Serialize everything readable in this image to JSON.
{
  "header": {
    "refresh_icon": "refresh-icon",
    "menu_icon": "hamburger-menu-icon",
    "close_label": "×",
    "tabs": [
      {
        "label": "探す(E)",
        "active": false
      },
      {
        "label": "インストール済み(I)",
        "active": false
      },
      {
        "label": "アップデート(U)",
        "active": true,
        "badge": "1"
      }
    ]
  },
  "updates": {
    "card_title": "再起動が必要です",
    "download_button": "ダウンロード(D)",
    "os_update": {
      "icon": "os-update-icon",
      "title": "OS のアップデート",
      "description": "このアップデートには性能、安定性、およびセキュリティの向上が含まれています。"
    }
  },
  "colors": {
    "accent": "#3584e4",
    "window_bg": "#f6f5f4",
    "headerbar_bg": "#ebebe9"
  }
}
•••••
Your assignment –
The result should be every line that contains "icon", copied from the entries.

Your solution –
    "refresh_icon": "refresh-icon",
    "menu_icon": "hamburger-menu-icon",
      "icon": "os-update-icon",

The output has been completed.